> _SUPPLIED DATA_
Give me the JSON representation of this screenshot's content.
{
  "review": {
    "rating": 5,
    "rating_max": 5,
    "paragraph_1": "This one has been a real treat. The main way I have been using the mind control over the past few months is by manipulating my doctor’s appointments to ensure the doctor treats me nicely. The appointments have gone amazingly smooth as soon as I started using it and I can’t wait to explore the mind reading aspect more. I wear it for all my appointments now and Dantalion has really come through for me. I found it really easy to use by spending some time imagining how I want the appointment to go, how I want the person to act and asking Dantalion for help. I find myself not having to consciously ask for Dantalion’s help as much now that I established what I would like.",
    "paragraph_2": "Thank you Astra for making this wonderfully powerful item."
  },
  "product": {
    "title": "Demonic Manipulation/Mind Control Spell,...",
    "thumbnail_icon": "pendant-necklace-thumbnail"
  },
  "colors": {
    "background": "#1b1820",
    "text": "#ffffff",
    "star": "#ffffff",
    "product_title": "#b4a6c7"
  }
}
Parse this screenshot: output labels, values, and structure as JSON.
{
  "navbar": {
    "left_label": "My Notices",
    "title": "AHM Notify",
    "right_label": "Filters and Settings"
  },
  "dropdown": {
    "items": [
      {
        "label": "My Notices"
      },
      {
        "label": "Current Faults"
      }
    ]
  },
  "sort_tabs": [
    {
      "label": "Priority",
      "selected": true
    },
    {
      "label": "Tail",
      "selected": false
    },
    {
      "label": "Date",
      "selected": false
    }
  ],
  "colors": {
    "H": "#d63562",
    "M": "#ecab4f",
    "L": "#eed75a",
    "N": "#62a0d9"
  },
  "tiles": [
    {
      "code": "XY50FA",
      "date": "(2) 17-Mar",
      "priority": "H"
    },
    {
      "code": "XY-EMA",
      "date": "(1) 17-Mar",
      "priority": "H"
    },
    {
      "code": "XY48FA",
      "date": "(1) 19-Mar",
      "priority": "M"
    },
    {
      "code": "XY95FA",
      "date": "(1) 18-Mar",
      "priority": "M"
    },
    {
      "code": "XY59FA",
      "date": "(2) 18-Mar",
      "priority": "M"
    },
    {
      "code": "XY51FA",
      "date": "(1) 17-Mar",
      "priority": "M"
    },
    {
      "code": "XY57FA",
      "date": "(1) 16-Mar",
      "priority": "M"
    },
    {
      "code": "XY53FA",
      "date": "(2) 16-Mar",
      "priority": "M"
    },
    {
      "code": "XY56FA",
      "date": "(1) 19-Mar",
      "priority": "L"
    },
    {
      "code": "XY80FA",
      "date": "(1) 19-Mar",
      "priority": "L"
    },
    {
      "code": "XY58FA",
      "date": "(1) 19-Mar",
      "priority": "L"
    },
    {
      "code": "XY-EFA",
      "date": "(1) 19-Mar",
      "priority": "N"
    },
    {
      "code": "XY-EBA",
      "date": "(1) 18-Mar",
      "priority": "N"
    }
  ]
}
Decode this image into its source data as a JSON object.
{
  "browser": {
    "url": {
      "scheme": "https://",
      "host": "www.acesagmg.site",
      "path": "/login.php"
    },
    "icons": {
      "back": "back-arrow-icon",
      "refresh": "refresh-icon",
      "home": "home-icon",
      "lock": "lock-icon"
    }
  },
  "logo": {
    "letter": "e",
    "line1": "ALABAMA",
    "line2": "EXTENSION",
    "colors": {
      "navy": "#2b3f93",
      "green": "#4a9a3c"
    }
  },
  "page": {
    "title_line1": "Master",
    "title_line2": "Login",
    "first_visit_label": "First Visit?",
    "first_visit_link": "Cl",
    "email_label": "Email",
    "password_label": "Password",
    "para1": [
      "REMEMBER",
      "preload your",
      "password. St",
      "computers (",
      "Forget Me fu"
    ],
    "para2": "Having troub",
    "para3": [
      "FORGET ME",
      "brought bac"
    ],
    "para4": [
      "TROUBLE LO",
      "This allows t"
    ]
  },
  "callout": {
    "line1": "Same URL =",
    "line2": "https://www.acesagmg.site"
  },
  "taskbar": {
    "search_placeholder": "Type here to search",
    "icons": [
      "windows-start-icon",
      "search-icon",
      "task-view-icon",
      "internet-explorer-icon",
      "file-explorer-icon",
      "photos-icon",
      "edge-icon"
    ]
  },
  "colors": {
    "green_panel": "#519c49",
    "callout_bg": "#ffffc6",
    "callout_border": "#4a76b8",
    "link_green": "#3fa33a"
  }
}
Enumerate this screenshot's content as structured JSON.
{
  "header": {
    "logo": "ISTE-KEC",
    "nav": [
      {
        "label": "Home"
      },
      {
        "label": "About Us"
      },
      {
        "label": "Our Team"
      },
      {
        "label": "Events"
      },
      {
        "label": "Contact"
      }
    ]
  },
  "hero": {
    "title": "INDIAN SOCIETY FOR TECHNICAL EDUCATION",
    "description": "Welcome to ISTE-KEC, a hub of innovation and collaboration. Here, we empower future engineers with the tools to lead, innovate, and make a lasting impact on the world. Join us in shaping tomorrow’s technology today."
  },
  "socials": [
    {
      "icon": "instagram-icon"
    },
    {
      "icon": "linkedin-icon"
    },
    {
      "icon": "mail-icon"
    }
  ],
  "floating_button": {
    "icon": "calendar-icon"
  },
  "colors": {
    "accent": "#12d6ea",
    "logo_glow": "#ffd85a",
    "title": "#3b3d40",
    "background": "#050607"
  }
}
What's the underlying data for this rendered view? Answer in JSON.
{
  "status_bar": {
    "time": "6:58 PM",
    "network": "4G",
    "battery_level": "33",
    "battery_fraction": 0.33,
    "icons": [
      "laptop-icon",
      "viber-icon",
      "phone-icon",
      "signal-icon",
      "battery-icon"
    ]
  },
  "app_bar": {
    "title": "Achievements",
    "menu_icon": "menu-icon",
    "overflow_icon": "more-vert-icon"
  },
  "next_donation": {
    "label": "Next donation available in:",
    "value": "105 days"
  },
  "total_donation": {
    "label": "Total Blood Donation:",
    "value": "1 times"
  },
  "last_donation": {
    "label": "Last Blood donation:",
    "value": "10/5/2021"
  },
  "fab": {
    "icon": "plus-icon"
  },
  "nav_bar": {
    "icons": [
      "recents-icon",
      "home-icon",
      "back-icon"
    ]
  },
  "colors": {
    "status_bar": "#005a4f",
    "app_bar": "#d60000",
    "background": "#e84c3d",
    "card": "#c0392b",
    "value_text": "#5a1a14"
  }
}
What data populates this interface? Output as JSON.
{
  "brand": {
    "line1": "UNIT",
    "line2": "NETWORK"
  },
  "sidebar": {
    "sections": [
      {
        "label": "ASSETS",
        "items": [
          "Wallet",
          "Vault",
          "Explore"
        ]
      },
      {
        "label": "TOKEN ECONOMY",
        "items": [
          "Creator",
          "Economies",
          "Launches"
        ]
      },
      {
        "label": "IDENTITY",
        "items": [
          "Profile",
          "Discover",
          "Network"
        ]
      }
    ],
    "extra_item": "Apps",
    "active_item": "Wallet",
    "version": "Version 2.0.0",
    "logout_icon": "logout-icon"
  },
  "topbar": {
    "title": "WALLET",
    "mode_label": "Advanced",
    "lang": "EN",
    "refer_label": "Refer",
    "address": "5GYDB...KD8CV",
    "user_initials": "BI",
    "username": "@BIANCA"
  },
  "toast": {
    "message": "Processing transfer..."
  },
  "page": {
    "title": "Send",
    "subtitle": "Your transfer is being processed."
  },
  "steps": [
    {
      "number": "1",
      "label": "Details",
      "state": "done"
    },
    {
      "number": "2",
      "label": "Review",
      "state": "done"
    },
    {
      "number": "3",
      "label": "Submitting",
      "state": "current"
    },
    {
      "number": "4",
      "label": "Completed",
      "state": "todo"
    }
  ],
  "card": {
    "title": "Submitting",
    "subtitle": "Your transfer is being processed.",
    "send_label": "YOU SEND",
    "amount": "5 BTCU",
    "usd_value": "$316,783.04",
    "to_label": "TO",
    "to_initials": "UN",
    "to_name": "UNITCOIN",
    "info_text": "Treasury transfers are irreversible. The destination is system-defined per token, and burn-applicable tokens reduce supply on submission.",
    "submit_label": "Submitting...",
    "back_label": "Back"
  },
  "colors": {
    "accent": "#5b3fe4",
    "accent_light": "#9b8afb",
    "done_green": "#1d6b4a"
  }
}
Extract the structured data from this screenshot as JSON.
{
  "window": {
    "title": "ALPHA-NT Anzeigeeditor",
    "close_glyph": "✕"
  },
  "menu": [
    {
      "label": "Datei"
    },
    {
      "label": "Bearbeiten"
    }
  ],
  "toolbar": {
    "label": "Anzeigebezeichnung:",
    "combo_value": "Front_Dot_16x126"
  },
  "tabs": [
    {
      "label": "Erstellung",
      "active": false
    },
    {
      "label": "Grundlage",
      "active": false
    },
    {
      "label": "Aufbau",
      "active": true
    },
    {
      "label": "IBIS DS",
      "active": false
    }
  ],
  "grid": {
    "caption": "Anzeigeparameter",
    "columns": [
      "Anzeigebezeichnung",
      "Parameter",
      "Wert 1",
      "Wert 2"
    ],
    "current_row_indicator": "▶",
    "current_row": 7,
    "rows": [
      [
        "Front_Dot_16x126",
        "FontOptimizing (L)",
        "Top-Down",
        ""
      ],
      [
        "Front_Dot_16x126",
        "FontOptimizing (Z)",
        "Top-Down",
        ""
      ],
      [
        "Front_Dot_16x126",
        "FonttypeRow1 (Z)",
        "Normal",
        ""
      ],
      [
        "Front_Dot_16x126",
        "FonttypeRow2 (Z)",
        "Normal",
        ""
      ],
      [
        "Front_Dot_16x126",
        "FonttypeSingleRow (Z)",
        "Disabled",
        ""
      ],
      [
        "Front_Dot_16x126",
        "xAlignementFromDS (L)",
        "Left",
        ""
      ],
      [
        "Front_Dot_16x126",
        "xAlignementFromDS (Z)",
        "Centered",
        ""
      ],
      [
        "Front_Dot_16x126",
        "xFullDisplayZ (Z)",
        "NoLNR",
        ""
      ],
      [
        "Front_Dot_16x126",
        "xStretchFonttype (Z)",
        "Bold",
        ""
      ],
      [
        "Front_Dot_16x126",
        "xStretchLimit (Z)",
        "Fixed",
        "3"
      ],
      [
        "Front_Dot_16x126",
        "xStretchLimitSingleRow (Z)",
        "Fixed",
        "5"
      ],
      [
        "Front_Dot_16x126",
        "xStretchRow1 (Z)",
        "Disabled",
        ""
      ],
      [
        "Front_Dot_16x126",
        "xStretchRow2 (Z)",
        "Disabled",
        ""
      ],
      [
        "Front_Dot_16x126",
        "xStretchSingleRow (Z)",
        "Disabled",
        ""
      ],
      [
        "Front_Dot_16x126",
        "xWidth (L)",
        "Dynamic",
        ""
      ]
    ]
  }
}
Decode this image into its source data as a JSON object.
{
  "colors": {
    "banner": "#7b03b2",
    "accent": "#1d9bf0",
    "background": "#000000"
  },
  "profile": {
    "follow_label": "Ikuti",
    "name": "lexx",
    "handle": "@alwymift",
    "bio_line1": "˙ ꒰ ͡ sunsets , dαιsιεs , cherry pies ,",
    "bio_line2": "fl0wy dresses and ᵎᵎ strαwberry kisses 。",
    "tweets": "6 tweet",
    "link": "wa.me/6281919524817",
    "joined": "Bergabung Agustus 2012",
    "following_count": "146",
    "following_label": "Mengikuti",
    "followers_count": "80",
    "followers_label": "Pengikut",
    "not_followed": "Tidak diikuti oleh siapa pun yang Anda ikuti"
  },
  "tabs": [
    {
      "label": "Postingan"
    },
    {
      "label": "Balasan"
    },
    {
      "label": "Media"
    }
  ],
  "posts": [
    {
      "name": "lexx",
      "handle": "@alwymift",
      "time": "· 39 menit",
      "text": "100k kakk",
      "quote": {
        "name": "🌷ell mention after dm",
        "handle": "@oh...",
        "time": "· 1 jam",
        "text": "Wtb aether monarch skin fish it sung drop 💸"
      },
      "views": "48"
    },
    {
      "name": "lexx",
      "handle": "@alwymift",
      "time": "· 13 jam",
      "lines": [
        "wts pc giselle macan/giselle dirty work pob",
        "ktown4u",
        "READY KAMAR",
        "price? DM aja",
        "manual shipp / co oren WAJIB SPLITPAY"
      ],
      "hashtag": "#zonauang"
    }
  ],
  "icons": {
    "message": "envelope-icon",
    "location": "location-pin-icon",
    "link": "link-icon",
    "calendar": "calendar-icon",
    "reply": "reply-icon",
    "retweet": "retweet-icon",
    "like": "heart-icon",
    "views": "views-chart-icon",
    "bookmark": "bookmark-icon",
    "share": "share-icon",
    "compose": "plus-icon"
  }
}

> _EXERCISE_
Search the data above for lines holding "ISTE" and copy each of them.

> _SOLUTION TO THIS TASK_
    "logo": "ISTE-KEC",
    "description": "Welcome to ISTE-KEC, a hub of innovation and collaboration. Here, we empower future engineers with the tools to lead, innovate, and make a lasting impact on the world. Join us in shaping tomorrow’s technology today."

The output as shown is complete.